▶ **WORK ORDER**:
With pictures left out, set down every record word for word.

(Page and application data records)
-------------------------

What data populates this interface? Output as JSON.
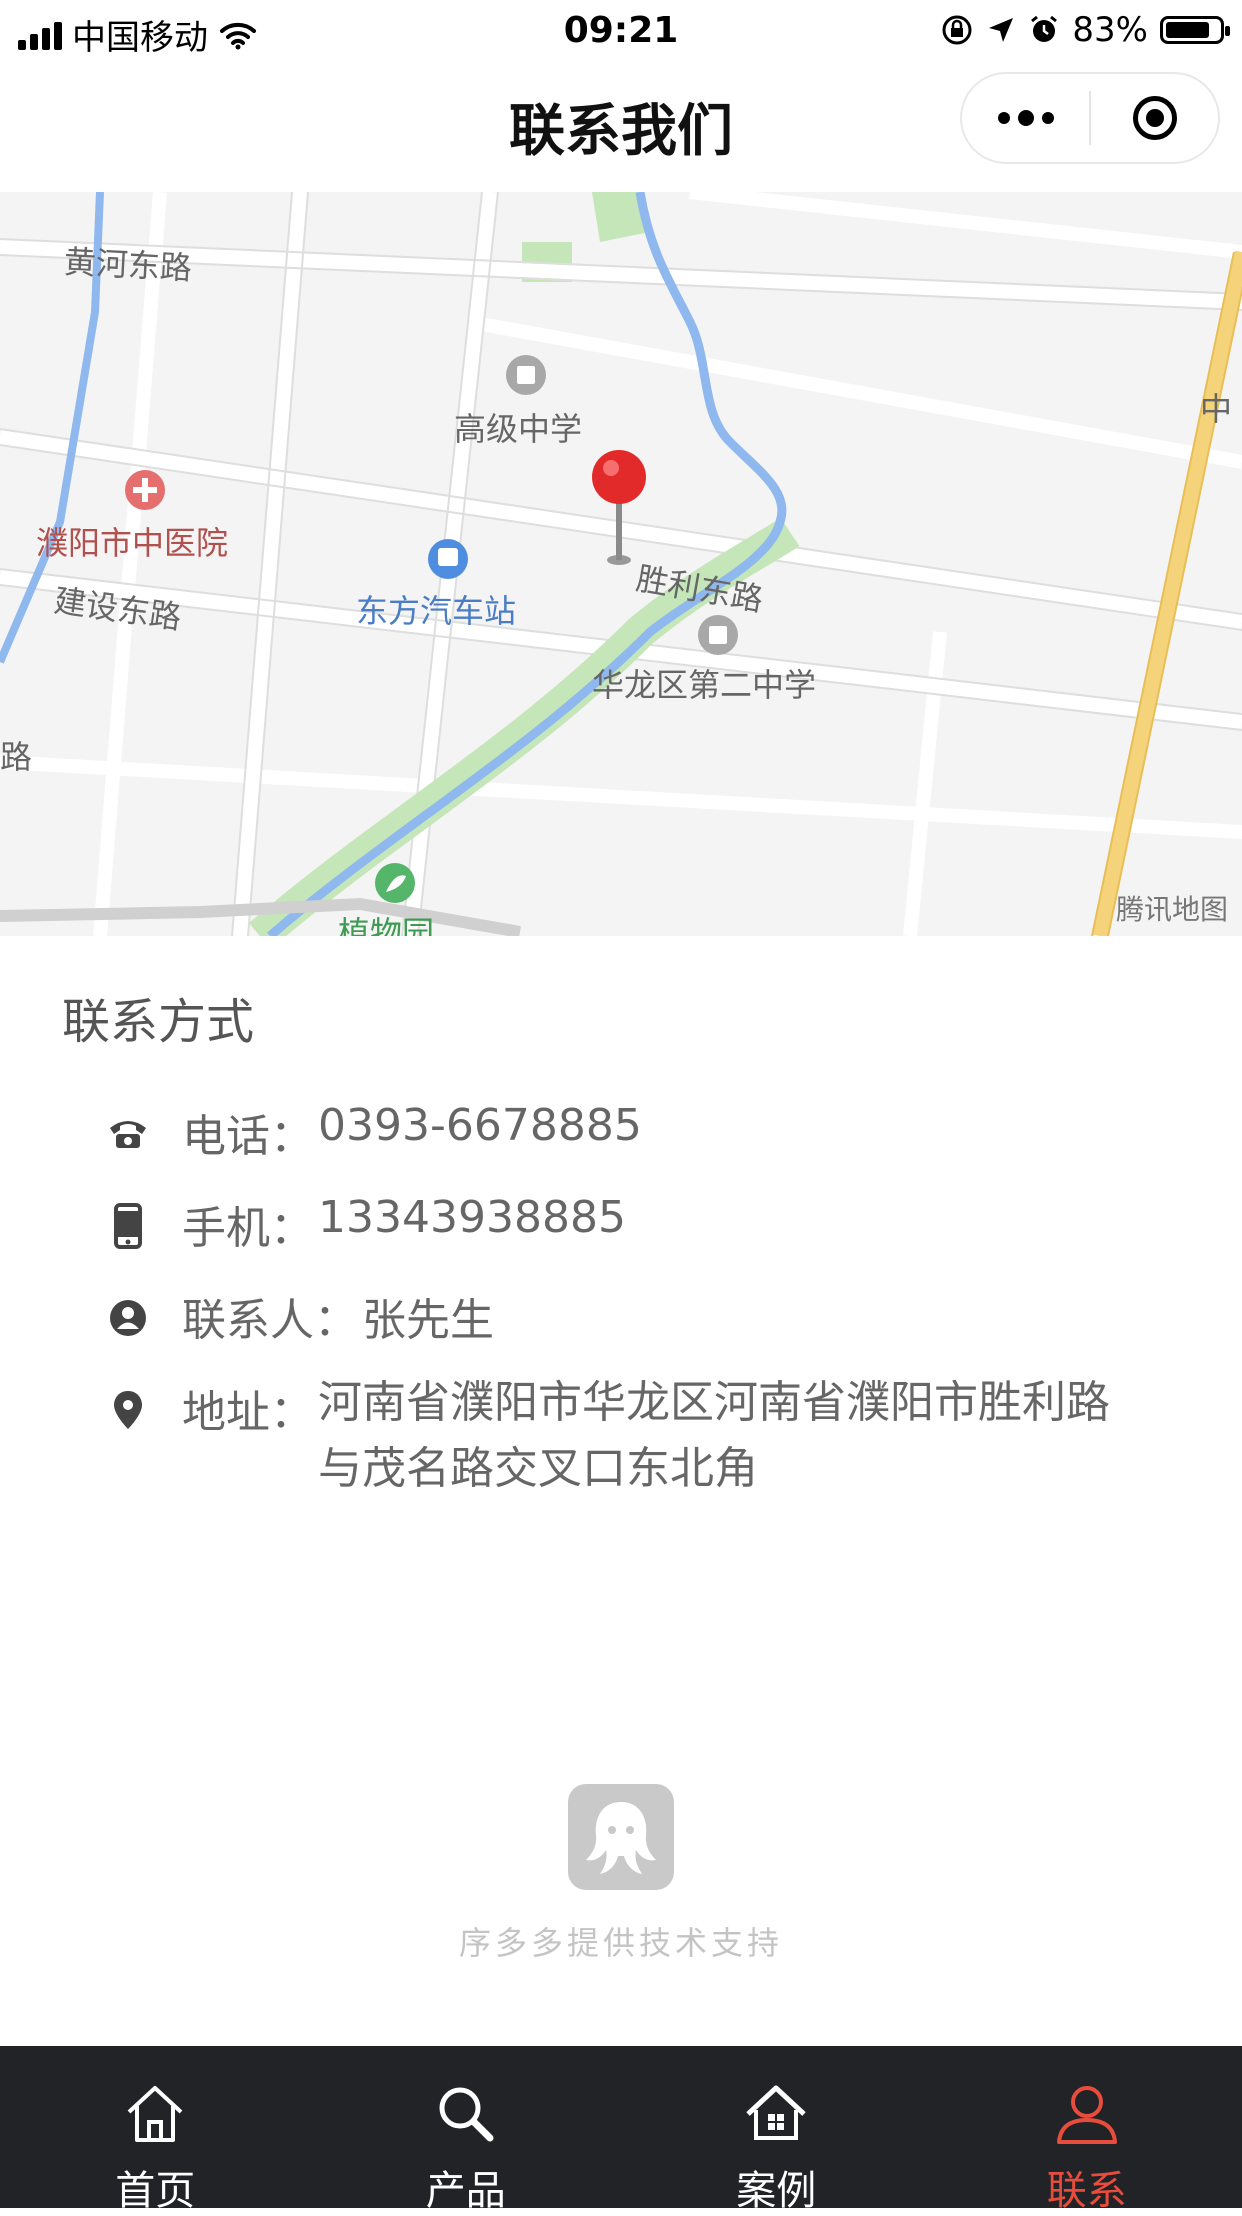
{
  "status_bar": {
    "carrier": "中国移动",
    "time": "09:21",
    "battery": "83%",
    "battery_level": 0.83
  },
  "nav": {
    "title": "联系我们",
    "icons": [
      "more-dots-icon",
      "close-target-icon"
    ]
  },
  "map": {
    "labels": {
      "huanghe": "黄河东路",
      "gaoji": "高级中学",
      "hospital": "濮阳市中医院",
      "jianshe": "建设东路",
      "bus": "东方汽车站",
      "shengli": "胜利东路",
      "erzhong": "华龙区第二中学",
      "lu": "路",
      "garden": "植物园",
      "zhong": "中"
    },
    "credit": "腾讯地图",
    "colors": {
      "river": "#8fb8ee",
      "main_road": "#f5d37a",
      "park": "#c5e6b9",
      "pin": "#e32a2a"
    }
  },
  "contact": {
    "section_title": "联系方式",
    "phone": {
      "label": "电话：",
      "value": "0393-6678885",
      "icon": "phone-icon"
    },
    "mobile": {
      "label": "手机：",
      "value": "13343938885",
      "icon": "mobile-icon"
    },
    "person": {
      "label": "联系人：",
      "value": "张先生",
      "icon": "person-icon"
    },
    "address": {
      "label": "地址：",
      "value": "河南省濮阳市华龙区河南省濮阳市胜利路与茂名路交叉口东北角",
      "icon": "location-icon"
    }
  },
  "support": {
    "text": "序多多提供技术支持",
    "icon": "octopus-logo-icon"
  },
  "tabbar": {
    "tabs": [
      {
        "label": "首页",
        "icon": "home-icon"
      },
      {
        "label": "产品",
        "icon": "search-icon"
      },
      {
        "label": "案例",
        "icon": "store-icon"
      },
      {
        "label": "联系",
        "icon": "user-icon"
      }
    ],
    "active_color": "#e84c3d"
  }
}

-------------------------

▶ **RESULT OF THE EXERCISE**:
What data populates this interface? Output as JSON.
{
  "status_bar": {
    "carrier": "中国移动",
    "time": "09:21",
    "battery": "83%",
    "battery_level": 0.83
  },
  "nav": {
    "title": "联系我们",
    "icons": [
      "more-dots-icon",
      "close-target-icon"
    ]
  },
  "map": {
    "labels": {
      "huanghe": "黄河东路",
      "gaoji": "高级中学",
      "hospital": "濮阳市中医院",
      "jianshe": "建设东路",
      "bus": "东方汽车站",
      "shengli": "胜利东路",
      "erzhong": "华龙区第二中学",
      "lu": "路",
      "garden": "植物园",
      "zhong": "中"
    },
    "credit": "腾讯地图",
    "colors": {
      "river": "#8fb8ee",
      "main_road": "#f5d37a",
      "park": "#c5e6b9",
      "pin": "#e32a2a"
    }
  },
  "contact": {
    "section_title": "联系方式",
    "phone": {
      "label": "电话：",
      "value": "0393-6678885",
      "icon": "phone-icon"
    },
    "mobile": {
      "label": "手机：",
      "value": "13343938885",
      "icon": "mobile-icon"
    },
    "person": {
      "label": "联系人：",
      "value": "张先生",
      "icon": "person-icon"
    },
    "address": {
      "label": "地址：",
      "value": "河南省濮阳市华龙区河南省濮阳市胜利路与茂名路交叉口东北角",
      "icon": "location-icon"
    }
  },
  "support": {
    "text": "序多多提供技术支持",
    "icon": "octopus-logo-icon"
  },
  "tabbar": {
    "tabs": [
      {
        "label": "首页",
        "icon": "home-icon"
      },
      {
        "label": "产品",
        "icon": "search-icon"
      },
      {
        "label": "案例",
        "icon": "store-icon"
      },
      {
        "label": "联系",
        "icon": "user-icon"
      }
    ],
    "active_color": "#e84c3d"
  }
}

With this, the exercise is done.